--- Dataset excerpts ---

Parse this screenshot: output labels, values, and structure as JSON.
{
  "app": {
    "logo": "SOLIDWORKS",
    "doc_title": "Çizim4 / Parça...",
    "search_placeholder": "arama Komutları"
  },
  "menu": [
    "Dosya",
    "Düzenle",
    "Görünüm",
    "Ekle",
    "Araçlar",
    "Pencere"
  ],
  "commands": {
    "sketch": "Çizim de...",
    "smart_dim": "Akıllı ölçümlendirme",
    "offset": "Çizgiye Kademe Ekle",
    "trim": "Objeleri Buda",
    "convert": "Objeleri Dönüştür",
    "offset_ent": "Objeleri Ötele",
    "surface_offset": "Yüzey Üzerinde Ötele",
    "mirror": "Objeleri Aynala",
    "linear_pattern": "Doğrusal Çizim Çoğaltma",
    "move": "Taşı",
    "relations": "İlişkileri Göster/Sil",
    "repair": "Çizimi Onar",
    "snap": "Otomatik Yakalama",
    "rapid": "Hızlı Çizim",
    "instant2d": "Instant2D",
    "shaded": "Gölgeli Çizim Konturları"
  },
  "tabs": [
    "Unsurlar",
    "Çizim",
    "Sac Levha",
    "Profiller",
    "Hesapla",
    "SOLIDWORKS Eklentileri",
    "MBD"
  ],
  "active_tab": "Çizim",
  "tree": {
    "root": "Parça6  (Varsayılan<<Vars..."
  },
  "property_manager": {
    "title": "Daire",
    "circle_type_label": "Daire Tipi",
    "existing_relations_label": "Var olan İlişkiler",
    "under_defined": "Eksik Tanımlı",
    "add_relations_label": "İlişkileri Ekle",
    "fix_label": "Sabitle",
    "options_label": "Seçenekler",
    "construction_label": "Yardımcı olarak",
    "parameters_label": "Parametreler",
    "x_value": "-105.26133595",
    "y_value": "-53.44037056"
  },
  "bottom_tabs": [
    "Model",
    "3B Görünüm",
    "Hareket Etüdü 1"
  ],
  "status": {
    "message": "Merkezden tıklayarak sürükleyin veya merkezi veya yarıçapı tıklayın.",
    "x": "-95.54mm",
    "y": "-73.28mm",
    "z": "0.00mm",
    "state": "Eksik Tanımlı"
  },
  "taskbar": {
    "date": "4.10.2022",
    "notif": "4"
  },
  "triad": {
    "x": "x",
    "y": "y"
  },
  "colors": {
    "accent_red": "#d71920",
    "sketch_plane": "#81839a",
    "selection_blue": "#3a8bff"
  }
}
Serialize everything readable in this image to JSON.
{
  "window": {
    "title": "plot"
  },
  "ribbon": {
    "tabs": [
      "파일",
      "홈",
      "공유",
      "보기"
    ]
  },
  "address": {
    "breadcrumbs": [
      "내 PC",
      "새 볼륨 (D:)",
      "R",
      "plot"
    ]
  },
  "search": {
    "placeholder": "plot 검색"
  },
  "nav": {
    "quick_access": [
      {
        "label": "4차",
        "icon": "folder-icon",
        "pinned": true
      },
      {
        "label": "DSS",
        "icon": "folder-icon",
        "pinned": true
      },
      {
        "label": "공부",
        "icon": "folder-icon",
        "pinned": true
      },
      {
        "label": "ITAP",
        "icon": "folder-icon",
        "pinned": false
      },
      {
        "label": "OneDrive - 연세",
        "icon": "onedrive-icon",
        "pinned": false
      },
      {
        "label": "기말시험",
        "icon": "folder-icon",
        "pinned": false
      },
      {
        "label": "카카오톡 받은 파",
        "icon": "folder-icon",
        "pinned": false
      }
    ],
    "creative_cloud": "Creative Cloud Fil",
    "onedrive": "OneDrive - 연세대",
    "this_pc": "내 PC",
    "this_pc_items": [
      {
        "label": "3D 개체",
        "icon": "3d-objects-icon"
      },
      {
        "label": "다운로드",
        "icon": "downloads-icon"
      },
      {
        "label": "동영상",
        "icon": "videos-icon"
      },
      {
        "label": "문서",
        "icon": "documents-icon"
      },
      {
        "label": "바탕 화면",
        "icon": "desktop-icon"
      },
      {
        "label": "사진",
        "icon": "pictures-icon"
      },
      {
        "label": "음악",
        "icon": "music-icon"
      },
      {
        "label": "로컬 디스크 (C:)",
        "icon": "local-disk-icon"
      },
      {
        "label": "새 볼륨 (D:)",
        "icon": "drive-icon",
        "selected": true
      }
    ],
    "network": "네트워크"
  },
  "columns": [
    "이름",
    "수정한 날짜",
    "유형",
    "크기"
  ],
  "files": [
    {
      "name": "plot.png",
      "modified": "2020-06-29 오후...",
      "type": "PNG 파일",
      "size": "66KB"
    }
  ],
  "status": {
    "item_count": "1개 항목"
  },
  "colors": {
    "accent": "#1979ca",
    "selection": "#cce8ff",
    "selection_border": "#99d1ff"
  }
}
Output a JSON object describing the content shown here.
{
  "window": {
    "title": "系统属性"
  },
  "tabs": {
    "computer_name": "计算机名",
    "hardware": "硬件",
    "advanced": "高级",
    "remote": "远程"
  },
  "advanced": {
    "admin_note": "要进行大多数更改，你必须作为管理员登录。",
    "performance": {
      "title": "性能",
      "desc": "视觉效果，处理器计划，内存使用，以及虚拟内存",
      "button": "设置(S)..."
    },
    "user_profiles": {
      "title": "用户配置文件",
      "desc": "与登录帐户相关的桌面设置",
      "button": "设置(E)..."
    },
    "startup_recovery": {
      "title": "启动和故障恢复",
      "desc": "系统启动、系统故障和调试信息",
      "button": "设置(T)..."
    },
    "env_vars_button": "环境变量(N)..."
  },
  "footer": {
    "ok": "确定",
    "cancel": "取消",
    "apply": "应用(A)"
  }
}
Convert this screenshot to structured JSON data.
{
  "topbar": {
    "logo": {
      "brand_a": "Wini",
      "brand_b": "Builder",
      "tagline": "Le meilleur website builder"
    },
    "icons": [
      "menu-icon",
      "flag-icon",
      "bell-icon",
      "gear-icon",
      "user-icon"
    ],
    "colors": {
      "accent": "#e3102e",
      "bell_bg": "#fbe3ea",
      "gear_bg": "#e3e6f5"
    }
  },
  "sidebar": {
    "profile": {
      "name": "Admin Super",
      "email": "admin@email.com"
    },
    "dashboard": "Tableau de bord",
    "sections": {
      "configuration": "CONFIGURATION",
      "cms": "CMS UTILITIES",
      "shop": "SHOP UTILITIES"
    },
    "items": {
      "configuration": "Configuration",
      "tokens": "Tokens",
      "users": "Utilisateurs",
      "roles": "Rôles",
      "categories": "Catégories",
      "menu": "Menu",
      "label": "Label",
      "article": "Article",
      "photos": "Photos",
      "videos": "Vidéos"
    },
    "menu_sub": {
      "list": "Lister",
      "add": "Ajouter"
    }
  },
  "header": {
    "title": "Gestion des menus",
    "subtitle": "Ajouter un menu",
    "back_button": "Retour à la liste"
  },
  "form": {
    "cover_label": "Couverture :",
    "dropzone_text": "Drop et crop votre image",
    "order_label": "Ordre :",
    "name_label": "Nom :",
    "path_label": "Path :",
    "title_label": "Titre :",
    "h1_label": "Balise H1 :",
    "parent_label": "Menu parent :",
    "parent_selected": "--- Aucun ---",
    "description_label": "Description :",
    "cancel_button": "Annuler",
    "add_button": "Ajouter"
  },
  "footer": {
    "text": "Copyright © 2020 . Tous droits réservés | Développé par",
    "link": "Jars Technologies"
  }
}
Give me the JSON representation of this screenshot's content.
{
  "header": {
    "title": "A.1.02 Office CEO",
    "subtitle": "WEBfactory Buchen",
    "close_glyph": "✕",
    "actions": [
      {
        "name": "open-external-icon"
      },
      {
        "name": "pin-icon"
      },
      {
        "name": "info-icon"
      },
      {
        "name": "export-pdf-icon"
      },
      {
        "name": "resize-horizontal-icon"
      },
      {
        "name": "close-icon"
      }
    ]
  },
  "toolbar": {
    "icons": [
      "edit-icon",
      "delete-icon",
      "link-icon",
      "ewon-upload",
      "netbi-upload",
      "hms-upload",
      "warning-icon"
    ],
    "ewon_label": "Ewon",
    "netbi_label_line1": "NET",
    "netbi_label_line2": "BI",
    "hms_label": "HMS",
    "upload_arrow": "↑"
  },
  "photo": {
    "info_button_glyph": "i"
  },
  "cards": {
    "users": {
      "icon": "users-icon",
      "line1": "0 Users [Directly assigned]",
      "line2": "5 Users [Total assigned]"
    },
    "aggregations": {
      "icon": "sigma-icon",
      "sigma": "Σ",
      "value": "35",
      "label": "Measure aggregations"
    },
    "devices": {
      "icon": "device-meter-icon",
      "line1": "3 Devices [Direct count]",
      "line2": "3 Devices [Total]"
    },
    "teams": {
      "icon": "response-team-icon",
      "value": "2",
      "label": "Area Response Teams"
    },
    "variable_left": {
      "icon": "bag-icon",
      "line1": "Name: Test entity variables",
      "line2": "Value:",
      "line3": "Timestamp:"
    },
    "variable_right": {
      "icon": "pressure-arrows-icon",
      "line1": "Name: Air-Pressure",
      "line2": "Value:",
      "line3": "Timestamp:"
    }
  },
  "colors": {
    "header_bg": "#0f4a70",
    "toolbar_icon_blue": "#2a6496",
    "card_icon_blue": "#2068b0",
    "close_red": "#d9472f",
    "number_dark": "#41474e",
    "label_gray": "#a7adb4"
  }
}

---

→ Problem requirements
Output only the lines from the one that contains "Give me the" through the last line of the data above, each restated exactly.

→ Exercise output
Give me the JSON representation of this screenshot's content.
{
  "header": {
    "title": "A.1.02 Office CEO",
    "subtitle": "WEBfactory Buchen",
    "close_glyph": "✕",
    "actions": [
      {
        "name": "open-external-icon"
      },
      {
        "name": "pin-icon"
      },
      {
        "name": "info-icon"
      },
      {
        "name": "export-pdf-icon"
      },
      {
        "name": "resize-horizontal-icon"
      },
      {
        "name": "close-icon"
      }
    ]
  },
  "toolbar": {
    "icons": [
      "edit-icon",
      "delete-icon",
      "link-icon",
      "ewon-upload",
      "netbi-upload",
      "hms-upload",
      "warning-icon"
    ],
    "ewon_label": "Ewon",
    "netbi_label_line1": "NET",
    "netbi_label_line2": "BI",
    "hms_label": "HMS",
    "upload_arrow": "↑"
  },
  "photo": {
    "info_button_glyph": "i"
  },
  "cards": {
    "users": {
      "icon": "users-icon",
      "line1": "0 Users [Directly assigned]",
      "line2": "5 Users [Total assigned]"
    },
    "aggregations": {
      "icon": "sigma-icon",
      "sigma": "Σ",
      "value": "35",
      "label": "Measure aggregations"
    },
    "devices": {
      "icon": "device-meter-icon",
      "line1": "3 Devices [Direct count]",
      "line2": "3 Devices [Total]"
    },
    "teams": {
      "icon": "response-team-icon",
      "value": "2",
      "label": "Area Response Teams"
    },
    "variable_left": {
      "icon": "bag-icon",
      "line1": "Name: Test entity variables",
      "line2": "Value:",
      "line3": "Timestamp:"
    },
    "variable_right": {
      "icon": "pressure-arrows-icon",
      "line1": "Name: Air-Pressure",
      "line2": "Value:",
      "line3": "Timestamp:"
    }
  },
  "colors": {
    "header_bg": "#0f4a70",
    "toolbar_icon_blue": "#2a6496",
    "card_icon_blue": "#2068b0",
    "close_red": "#d9472f",
    "number_dark": "#41474e",
    "label_gray": "#a7adb4"
  }
}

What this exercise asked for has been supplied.